### [Action item]
In the material below, find every line containing the string "title" and return it.

### [Entries provided]

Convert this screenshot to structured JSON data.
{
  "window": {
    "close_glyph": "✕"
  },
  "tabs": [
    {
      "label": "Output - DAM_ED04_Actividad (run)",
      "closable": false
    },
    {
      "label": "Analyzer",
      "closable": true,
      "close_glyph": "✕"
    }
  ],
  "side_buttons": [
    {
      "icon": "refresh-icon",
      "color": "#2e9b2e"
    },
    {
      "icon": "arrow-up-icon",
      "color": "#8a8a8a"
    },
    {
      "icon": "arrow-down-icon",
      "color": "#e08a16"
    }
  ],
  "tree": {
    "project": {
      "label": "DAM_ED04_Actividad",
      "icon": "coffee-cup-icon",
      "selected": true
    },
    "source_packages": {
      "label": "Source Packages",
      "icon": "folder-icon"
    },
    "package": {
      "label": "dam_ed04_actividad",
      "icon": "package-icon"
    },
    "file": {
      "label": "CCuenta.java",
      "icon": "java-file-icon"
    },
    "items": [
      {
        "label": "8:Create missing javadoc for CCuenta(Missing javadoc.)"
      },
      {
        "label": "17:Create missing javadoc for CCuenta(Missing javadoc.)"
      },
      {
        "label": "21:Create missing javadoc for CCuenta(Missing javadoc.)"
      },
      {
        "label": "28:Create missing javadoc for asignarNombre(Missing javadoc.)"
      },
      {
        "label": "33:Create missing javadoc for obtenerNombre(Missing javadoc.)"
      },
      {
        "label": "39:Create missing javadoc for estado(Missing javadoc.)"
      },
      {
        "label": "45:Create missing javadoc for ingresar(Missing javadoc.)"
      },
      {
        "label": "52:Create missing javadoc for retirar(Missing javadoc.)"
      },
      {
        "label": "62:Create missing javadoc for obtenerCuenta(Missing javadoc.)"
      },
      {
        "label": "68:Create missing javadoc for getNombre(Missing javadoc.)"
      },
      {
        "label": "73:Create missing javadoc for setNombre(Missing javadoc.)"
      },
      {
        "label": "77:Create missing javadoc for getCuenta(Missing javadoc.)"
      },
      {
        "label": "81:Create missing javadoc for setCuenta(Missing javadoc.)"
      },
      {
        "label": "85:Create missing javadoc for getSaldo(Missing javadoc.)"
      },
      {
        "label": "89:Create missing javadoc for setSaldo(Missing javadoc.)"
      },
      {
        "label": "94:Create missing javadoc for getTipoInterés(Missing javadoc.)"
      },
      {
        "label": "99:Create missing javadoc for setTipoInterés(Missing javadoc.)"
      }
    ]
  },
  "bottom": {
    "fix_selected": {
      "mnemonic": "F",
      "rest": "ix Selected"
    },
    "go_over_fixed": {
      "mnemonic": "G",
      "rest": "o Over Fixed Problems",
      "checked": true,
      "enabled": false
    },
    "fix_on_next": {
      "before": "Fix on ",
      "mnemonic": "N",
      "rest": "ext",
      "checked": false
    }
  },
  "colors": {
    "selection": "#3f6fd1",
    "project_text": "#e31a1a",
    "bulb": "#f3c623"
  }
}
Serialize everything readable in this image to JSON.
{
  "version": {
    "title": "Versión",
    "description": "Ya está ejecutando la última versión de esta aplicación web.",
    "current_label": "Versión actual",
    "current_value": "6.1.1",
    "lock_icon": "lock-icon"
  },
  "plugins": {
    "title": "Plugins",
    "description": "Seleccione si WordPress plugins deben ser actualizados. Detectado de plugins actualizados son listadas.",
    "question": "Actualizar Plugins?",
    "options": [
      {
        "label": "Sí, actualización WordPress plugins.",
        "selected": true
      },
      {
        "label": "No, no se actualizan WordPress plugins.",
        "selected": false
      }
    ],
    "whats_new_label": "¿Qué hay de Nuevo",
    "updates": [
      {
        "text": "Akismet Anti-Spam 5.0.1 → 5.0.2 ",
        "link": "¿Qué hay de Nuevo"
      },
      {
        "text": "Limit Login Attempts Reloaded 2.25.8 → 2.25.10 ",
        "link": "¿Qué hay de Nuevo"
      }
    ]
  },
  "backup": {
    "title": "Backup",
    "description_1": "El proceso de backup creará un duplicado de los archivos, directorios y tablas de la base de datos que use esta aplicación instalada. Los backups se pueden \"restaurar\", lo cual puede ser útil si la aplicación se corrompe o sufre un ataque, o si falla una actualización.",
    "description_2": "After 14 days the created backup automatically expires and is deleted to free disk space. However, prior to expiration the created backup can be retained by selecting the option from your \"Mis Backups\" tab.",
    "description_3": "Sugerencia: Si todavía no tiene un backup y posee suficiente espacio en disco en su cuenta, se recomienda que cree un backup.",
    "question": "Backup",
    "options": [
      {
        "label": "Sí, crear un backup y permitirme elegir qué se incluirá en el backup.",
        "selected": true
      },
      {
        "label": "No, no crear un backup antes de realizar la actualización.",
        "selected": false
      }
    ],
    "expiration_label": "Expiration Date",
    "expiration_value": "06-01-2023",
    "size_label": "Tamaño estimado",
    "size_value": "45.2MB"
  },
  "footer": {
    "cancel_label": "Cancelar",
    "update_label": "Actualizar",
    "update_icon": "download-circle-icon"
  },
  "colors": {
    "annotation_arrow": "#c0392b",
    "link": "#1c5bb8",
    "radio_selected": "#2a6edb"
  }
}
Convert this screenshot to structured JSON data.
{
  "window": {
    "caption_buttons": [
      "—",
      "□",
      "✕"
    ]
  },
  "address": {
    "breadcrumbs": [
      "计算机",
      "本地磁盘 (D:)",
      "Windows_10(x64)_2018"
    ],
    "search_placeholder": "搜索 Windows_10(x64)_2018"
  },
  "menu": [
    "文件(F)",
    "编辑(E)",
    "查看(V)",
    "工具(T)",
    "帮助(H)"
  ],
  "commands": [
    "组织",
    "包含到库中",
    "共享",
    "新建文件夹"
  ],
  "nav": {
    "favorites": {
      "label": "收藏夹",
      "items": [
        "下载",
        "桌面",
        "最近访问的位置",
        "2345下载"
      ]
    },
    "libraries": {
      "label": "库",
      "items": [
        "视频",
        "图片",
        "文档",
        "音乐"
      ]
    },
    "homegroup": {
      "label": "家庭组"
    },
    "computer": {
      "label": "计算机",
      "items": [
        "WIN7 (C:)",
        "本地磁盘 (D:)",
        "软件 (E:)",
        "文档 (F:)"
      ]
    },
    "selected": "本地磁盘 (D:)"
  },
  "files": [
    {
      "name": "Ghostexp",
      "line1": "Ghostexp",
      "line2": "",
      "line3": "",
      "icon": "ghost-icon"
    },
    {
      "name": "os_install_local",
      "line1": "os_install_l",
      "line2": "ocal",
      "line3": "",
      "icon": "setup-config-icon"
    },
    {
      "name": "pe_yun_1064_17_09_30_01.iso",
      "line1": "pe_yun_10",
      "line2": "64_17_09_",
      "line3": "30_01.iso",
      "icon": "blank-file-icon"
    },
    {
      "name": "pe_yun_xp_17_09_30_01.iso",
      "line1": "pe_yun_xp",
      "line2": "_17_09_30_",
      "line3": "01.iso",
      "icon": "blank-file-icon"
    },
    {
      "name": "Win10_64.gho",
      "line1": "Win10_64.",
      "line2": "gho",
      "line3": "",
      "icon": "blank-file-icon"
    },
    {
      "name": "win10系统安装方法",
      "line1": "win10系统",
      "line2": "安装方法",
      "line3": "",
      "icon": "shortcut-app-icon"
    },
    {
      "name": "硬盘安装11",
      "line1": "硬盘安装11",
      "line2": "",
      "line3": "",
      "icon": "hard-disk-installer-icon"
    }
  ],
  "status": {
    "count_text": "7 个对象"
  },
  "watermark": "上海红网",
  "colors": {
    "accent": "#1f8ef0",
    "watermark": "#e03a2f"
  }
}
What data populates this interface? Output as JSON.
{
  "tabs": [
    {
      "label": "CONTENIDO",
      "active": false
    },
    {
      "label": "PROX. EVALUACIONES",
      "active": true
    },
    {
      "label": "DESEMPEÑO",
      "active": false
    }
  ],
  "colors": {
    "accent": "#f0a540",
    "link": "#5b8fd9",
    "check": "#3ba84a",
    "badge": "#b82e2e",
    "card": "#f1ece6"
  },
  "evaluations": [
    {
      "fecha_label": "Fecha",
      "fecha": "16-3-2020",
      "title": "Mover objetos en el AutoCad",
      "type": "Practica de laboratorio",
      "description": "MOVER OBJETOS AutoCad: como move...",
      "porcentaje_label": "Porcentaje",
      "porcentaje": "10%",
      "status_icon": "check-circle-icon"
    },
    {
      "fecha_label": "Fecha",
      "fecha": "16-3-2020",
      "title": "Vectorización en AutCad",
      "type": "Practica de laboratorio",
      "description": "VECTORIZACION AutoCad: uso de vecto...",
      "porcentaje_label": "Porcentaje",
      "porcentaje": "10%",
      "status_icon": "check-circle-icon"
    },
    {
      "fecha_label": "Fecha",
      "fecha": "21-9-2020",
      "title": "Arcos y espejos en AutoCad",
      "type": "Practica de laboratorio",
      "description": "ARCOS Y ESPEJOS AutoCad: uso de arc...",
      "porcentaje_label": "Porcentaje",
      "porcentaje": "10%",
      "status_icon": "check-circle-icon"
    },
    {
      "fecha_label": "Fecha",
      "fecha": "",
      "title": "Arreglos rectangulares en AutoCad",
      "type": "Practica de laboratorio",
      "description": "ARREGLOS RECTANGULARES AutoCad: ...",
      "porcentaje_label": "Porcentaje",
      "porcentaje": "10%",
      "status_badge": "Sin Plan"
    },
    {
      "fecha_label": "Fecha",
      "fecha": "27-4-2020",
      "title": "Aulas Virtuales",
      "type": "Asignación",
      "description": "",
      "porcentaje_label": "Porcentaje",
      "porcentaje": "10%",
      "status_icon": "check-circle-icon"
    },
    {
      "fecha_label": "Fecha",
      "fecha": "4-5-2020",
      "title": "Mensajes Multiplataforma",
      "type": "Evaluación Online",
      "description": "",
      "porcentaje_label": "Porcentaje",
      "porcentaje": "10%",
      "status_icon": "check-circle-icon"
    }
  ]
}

### [Written response]
    "title": "Versión",
    "title": "Plugins",
    "title": "Backup",
      "title": "Mover objetos en el AutoCad",
      "title": "Vectorización en AutCad",
      "title": "Arcos y espejos en AutoCad",
      "title": "Arreglos rectangulares en AutoCad",
      "title": "Aulas Virtuales",
      "title": "Mensajes Multiplataforma",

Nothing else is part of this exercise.